Entries from a dataset of interfaces
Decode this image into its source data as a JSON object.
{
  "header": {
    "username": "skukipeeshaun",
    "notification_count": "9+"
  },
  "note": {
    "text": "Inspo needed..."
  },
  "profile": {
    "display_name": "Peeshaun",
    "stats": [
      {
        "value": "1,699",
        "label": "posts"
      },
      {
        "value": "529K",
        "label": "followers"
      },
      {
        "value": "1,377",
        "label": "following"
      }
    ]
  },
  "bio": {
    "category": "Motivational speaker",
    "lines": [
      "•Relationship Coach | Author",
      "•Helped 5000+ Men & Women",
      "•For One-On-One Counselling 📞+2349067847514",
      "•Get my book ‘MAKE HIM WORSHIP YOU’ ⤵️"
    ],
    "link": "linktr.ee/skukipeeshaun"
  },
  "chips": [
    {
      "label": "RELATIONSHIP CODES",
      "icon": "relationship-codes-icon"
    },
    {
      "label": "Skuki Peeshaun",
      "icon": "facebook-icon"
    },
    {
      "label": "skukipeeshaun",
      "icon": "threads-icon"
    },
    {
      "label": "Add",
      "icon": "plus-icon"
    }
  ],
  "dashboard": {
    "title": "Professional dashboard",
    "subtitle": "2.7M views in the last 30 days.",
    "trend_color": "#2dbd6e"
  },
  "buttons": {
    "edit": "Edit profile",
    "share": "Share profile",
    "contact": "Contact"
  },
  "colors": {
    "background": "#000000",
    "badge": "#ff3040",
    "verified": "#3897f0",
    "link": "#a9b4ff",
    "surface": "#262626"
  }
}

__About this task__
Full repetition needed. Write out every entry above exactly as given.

__Exercise response__
Decode this image into its source data as a JSON object.
{
  "header": {
    "username": "skukipeeshaun",
    "notification_count": "9+"
  },
  "note": {
    "text": "Inspo needed..."
  },
  "profile": {
    "display_name": "Peeshaun",
    "stats": [
      {
        "value": "1,699",
        "label": "posts"
      },
      {
        "value": "529K",
        "label": "followers"
      },
      {
        "value": "1,377",
        "label": "following"
      }
    ]
  },
  "bio": {
    "category": "Motivational speaker",
    "lines": [
      "•Relationship Coach | Author",
      "•Helped 5000+ Men & Women",
      "•For One-On-One Counselling 📞+2349067847514",
      "•Get my book ‘MAKE HIM WORSHIP YOU’ ⤵️"
    ],
    "link": "linktr.ee/skukipeeshaun"
  },
  "chips": [
    {
      "label": "RELATIONSHIP CODES",
      "icon": "relationship-codes-icon"
    },
    {
      "label": "Skuki Peeshaun",
      "icon": "facebook-icon"
    },
    {
      "label": "skukipeeshaun",
      "icon": "threads-icon"
    },
    {
      "label": "Add",
      "icon": "plus-icon"
    }
  ],
  "dashboard": {
    "title": "Professional dashboard",
    "subtitle": "2.7M views in the last 30 days.",
    "trend_color": "#2dbd6e"
  },
  "buttons": {
    "edit": "Edit profile",
    "share": "Share profile",
    "contact": "Contact"
  },
  "colors": {
    "background": "#000000",
    "badge": "#ff3040",
    "verified": "#3897f0",
    "link": "#a9b4ff",
    "surface": "#262626"
  }
}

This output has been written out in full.